* _Exercise brief_
Write out the entries exactly. None of the pictures should appear in the copy.

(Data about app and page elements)
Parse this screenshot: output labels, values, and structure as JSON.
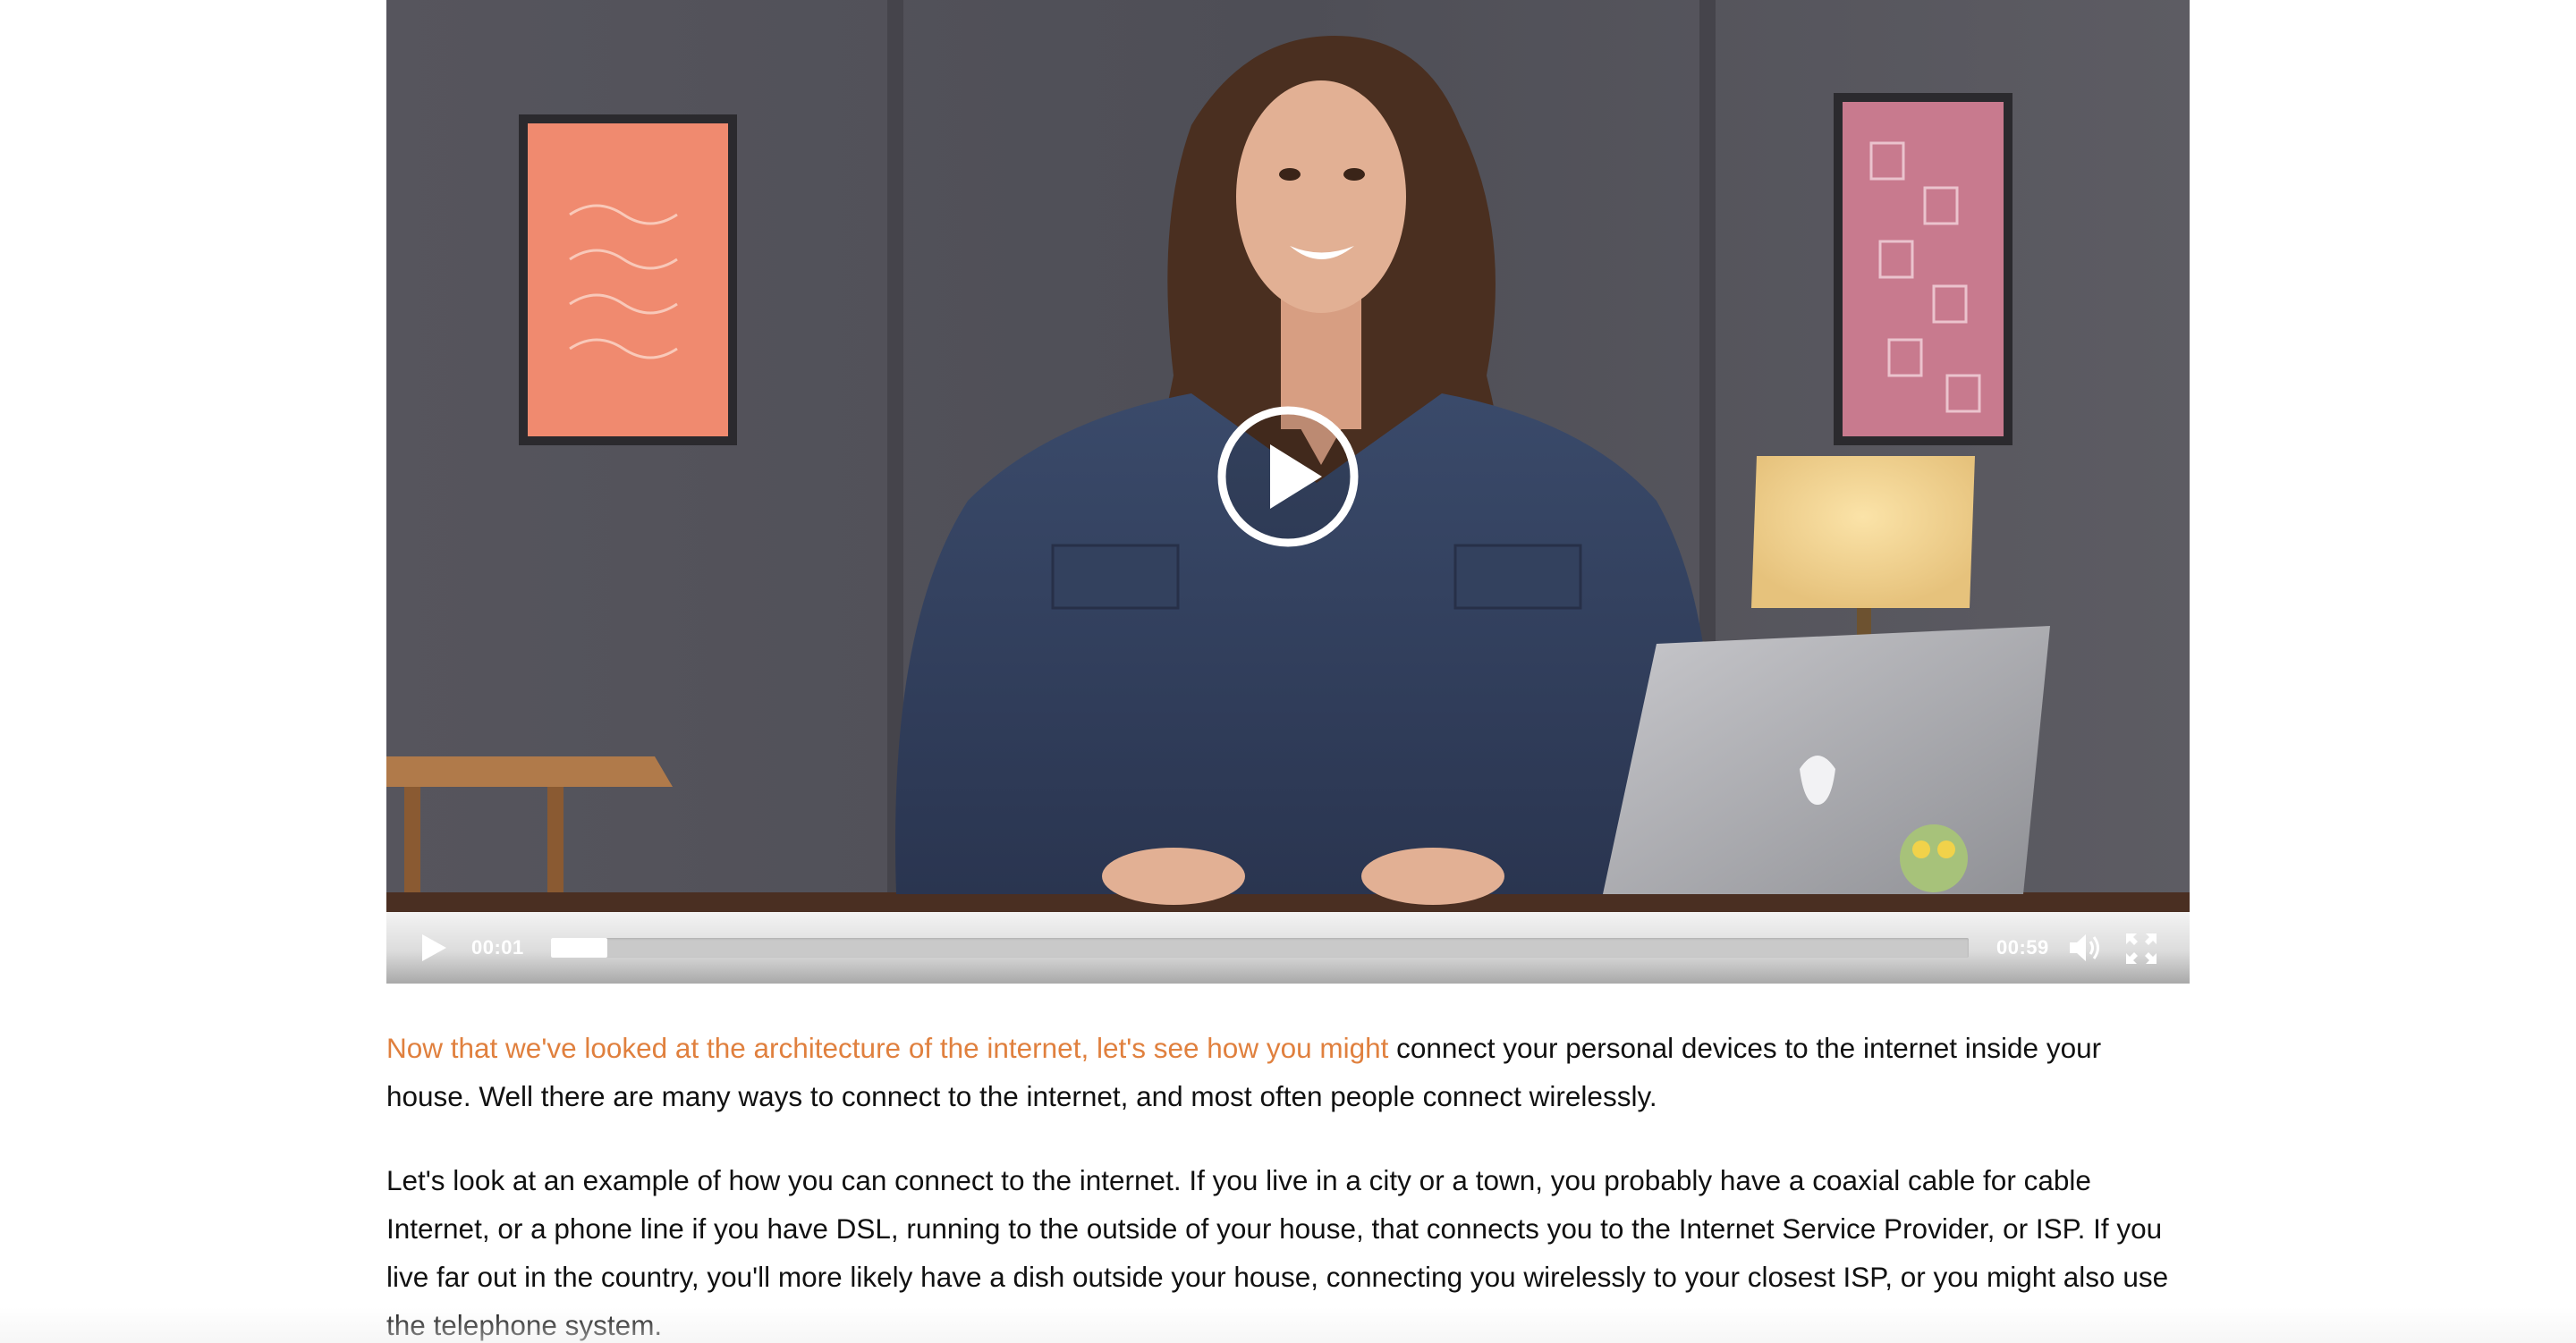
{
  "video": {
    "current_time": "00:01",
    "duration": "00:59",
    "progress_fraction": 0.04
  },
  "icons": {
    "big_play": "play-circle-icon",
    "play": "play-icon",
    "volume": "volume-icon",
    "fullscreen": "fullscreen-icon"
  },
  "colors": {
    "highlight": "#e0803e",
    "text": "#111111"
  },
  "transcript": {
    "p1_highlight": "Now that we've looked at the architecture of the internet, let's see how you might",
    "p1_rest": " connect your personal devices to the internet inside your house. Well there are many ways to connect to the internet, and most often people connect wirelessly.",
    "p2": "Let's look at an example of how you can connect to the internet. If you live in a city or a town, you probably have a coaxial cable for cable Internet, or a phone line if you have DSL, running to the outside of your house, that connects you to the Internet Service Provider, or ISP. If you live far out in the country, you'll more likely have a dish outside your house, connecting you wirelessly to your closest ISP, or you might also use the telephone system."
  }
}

* _Completed exercise_
Parse this screenshot: output labels, values, and structure as JSON.
{
  "video": {
    "current_time": "00:01",
    "duration": "00:59",
    "progress_fraction": 0.04
  },
  "icons": {
    "big_play": "play-circle-icon",
    "play": "play-icon",
    "volume": "volume-icon",
    "fullscreen": "fullscreen-icon"
  },
  "colors": {
    "highlight": "#e0803e",
    "text": "#111111"
  },
  "transcript": {
    "p1_highlight": "Now that we've looked at the architecture of the internet, let's see how you might",
    "p1_rest": " connect your personal devices to the internet inside your house. Well there are many ways to connect to the internet, and most often people connect wirelessly.",
    "p2": "Let's look at an example of how you can connect to the internet. If you live in a city or a town, you probably have a coaxial cable for cable Internet, or a phone line if you have DSL, running to the outside of your house, that connects you to the Internet Service Provider, or ISP. If you live far out in the country, you'll more likely have a dish outside your house, connecting you wirelessly to your closest ISP, or you might also use the telephone system."
  }
}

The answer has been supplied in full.